The oldest vehicle in the collection is the 1941 WC3 Dodge light-range utility truck, and the newest is a 1980 16-936 wrecker which was used in Operation Desert Storm.
Here are some details on a half dozen of the other vehicles:

Jeep, ¼ ton, 4×4, 1950–52 — Built by Willys-Overland, it has a 4-cylinder 54-horse engine and was the replacement for the WWII jeep, one of the vehicles, it’s said, that won the war. Changes include a 24-volt electrical, tailgate, gas filler outside the body and a different rear end. Total production was 62,329. This one was donated by John and Kathy Hendrix in memory of Joe E. Mann.

2 ½-ton Truck, 6×6, Amphibian — Built in 1944, the DUKW “Duck” was manufactured by the General Motors Corporation with a 6-cylinder, 104-horsepower 270-ci engine. The truck was used during World War II and the Korean War by U.S. Armed Forces. The Leroy Allen Family donated it.


M26 Pershing Tank — The heavy tank, built in 1945 by Ford, has a V-8 GAF automatic and can reach 20 mph. It carries a 90mm gun. Donated by NTC, Fort Irvin, it was refurbished by Battlefield Vegas.

1939 Cadillac — This is similar to the one that Patton was riding in when it collided with a truck that killed him on an Army base in 1945.

2-1/2-ton Cargo Truck— Built in 1943, it was used for communication and carrying telephone poles to installation points.

Fire Truck — Manufactured by Dodge and the Waterous Company, this vehicle has a 6-cylinder Dodge 230-ci flathead producing 92 horsepower. It was used stateside by the U.S. Armed Forces. The Desert Centers Lions Club donated it to the museum.

On Veterans Day, The Patton Museum is celebrating Veterans Day with a memorial event, free to all visitors. The ceremony will honor Austin Deuel, the sculptor of the Patton statue at the entrance to the museum, and will welcome home the Sherman tank that has been refurbished by Battlefield Vegas; the company will be given the Founders Award. And, the museum will open the Colorado river Bailey bridge crossing the dry lagoon, gifted to the museum by the Bard Water District.

General Patton’s granddaughter, Helen Patton, says: “I consider my every visit to the General Patton Memorial Museum a privilege, not only because it touches me personally as a direct descendent but also as someone who through my constant study of the war has learned to appreciate the amount of preparation our soldiers’ efforts in Europe required. It’s riveting to stand at the place where young men, who would later give their all, were formed.” Her father, Patton’s son, was Brigadier General George Smith Patton IV (1923-2004).
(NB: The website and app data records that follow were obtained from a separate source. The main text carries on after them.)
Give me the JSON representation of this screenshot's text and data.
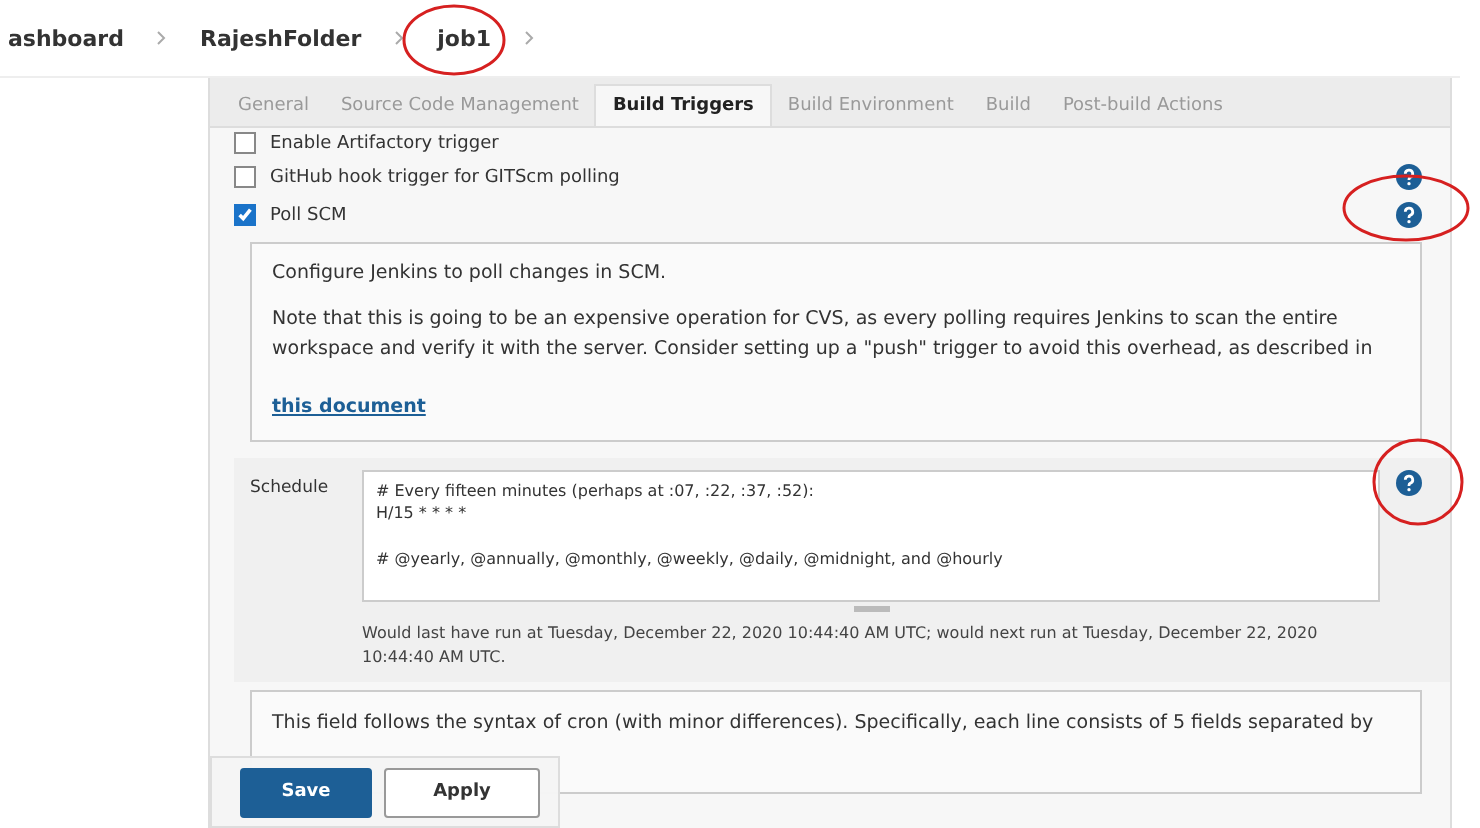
{
  "breadcrumbs": [
    {
      "label": "ashboard"
    },
    {
      "label": "RajeshFolder"
    },
    {
      "label": "job1"
    }
  ],
  "tabs": [
    {
      "label": "General",
      "selected": false
    },
    {
      "label": "Source Code Management",
      "selected": false
    },
    {
      "label": "Build Triggers",
      "selected": true
    },
    {
      "label": "Build Environment",
      "selected": false
    },
    {
      "label": "Build",
      "selected": false
    },
    {
      "label": "Post-build Actions",
      "selected": false
    }
  ],
  "triggers": [
    {
      "label": "Enable Artifactory trigger",
      "checked": false,
      "help": false
    },
    {
      "label": "GitHub hook trigger for GITScm polling",
      "checked": false,
      "help": true
    },
    {
      "label": "Poll SCM",
      "checked": true,
      "help": true
    }
  ],
  "poll_help": {
    "intro": "Configure Jenkins to poll changes in SCM.",
    "note": "Note that this is going to be an expensive operation for CVS, as every polling requires Jenkins to scan the entire workspace and verify it with the server. Consider setting up a \"push\" trigger to avoid this overhead, as described in",
    "link": "this document"
  },
  "schedule": {
    "label": "Schedule",
    "value": "# Every fifteen minutes (perhaps at :07, :22, :37, :52):\nH/15 * * * *\n\n# @yearly, @annually, @monthly, @weekly, @daily, @midnight, and @hourly",
    "status": "Would last have run at Tuesday, December 22, 2020 10:44:40 AM UTC; would next run at Tuesday, December 22, 2020 10:44:40 AM UTC."
  },
  "cron_help": "This field follows the syntax of cron (with minor differences). Specifically, each line consists of 5 fields separated by",
  "buttons": [
    {
      "label": "Save",
      "kind": "primary"
    },
    {
      "label": "Apply",
      "kind": "secondary"
    }
  ]
}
She adds: “Here is a heritage all Americans can share, where freedom’s backbone begins for all nations and all people. Its representative is the unforgettable Patton! But only because soldiers in his wake took tactic and tenacity forward toward certain victory, which continues to inspire new generations of soldiers. May we never forsake nor belittle what this territory gave birth to. I will be eternally grateful to the founders of this museum and those who keep the history available and the ground sacred.”

The museum is open daily, except Thanksgiving and Christmas, 9:30 a.m. to 4:30 p.m. An entrance fee is in place. For more information, see and call 435.922.0213. If you or someone you know has a GreatGarage and would like it to be considered for an upcoming issue, please email us at